**WHAT NEEDS TO BE DONE**
Please find every line in the entries below that contains the string "trùng", and copy it.
----- SUPPLIED INFORMATION
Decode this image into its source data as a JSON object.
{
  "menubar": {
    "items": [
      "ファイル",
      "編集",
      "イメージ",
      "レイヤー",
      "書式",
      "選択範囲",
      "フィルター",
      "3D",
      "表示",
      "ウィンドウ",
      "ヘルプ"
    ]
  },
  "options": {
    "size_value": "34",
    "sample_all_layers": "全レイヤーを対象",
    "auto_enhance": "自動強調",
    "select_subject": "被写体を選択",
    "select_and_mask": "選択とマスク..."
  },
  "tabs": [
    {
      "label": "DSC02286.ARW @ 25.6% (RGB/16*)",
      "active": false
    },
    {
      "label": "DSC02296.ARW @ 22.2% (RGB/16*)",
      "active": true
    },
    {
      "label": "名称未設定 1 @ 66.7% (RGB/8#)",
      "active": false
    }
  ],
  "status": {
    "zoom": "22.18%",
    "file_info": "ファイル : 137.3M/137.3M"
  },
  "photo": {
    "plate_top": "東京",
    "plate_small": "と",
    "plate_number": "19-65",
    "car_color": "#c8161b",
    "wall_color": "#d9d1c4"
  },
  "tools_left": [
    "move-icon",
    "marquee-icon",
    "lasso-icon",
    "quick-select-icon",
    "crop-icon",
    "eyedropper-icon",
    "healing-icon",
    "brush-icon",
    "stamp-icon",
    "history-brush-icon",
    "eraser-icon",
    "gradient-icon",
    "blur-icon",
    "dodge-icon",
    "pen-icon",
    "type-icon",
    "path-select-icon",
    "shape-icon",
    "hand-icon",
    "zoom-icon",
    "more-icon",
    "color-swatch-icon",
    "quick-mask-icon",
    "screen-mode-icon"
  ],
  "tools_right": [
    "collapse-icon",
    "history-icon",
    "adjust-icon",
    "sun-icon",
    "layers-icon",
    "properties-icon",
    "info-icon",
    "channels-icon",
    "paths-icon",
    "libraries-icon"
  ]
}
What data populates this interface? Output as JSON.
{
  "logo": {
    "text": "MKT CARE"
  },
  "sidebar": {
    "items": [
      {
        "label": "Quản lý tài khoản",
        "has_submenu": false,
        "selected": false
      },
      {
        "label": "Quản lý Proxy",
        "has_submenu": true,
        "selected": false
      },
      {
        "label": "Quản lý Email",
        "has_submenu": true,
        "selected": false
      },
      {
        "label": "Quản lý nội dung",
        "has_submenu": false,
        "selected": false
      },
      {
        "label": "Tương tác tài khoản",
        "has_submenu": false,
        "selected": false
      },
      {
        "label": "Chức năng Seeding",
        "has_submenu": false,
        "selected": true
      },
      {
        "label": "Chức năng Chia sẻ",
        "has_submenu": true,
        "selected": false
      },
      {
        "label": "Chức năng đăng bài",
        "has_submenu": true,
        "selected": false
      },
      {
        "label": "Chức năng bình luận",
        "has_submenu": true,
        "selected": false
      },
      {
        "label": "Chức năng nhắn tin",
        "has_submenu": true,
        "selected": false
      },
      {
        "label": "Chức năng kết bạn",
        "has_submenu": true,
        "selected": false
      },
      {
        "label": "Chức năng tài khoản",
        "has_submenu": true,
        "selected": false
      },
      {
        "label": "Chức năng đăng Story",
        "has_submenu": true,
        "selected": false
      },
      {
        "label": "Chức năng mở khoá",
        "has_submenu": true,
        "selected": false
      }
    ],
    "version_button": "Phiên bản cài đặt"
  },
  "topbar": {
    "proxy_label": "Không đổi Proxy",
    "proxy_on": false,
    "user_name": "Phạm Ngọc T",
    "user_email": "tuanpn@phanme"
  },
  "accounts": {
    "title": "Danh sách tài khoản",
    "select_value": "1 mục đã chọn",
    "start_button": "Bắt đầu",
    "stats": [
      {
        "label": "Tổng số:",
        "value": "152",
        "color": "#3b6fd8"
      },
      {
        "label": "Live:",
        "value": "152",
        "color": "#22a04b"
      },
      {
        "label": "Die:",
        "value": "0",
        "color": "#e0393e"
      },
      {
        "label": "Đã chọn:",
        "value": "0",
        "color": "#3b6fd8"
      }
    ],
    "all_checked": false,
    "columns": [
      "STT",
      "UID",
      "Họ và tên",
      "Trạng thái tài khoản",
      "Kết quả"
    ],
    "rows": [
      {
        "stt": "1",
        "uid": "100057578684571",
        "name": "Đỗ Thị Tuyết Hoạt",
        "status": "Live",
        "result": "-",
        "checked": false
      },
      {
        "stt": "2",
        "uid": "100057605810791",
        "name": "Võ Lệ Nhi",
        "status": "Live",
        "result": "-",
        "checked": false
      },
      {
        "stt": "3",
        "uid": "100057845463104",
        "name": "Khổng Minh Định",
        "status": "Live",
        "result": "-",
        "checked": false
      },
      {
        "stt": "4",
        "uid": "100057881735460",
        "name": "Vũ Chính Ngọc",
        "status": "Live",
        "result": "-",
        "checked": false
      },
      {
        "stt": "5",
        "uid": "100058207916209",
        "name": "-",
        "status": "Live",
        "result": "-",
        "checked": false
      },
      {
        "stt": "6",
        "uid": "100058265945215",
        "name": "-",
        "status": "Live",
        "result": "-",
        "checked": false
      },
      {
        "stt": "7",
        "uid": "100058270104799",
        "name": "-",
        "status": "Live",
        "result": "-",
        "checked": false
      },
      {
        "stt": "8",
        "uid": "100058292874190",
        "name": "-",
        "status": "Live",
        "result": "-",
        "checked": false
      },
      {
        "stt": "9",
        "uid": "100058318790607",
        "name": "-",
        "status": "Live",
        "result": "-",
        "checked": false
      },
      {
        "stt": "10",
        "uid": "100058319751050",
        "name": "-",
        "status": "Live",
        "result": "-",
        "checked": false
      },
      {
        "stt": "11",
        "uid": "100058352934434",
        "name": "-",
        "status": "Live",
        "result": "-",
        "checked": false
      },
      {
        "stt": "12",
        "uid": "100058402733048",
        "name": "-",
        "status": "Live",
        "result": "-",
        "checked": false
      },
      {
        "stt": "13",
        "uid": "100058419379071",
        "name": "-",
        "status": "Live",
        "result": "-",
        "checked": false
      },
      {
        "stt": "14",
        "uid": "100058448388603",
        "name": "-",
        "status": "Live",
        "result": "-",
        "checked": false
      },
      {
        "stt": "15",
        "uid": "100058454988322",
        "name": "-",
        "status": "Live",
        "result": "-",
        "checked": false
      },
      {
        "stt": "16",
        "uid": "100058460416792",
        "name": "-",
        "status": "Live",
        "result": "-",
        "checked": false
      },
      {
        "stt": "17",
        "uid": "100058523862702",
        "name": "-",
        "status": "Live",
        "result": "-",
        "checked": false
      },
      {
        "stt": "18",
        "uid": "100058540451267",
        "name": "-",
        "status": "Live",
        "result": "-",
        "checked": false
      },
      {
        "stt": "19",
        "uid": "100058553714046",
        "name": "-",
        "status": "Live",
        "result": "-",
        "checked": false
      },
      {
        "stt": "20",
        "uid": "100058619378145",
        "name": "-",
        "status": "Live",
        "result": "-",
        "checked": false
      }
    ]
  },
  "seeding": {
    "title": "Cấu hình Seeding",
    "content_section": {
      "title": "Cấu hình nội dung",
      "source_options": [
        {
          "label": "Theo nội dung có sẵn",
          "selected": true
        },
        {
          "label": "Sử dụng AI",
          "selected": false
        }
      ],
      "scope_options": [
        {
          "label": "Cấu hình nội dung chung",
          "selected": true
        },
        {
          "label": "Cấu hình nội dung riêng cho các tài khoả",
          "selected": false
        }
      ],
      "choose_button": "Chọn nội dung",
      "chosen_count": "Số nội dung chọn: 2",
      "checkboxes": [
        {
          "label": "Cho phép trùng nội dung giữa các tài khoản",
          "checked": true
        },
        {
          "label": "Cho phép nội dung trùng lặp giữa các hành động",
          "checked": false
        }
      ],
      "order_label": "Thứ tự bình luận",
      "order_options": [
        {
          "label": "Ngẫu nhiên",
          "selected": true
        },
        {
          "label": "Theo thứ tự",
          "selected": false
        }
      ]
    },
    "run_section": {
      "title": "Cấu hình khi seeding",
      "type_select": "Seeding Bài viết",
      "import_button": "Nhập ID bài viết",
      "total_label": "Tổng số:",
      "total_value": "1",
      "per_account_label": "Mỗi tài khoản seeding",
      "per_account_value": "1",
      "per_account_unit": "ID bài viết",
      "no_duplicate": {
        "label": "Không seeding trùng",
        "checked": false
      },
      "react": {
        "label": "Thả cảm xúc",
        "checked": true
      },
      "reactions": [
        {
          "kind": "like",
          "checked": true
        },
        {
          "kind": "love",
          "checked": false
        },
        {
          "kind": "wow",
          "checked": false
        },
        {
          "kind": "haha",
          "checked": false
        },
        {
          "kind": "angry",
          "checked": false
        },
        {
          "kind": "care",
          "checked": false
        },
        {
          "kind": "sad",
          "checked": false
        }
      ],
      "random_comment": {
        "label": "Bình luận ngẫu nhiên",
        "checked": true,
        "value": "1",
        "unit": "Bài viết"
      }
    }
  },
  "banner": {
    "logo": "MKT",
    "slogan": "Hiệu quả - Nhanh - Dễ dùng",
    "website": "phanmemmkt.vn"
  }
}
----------
**SOLUTION TO THE EXERCISE**
          "label": "Cho phép trùng nội dung giữa các tài khoản",
          "label": "Cho phép nội dung trùng lặp giữa các hành động",
        "label": "Không seeding trùng",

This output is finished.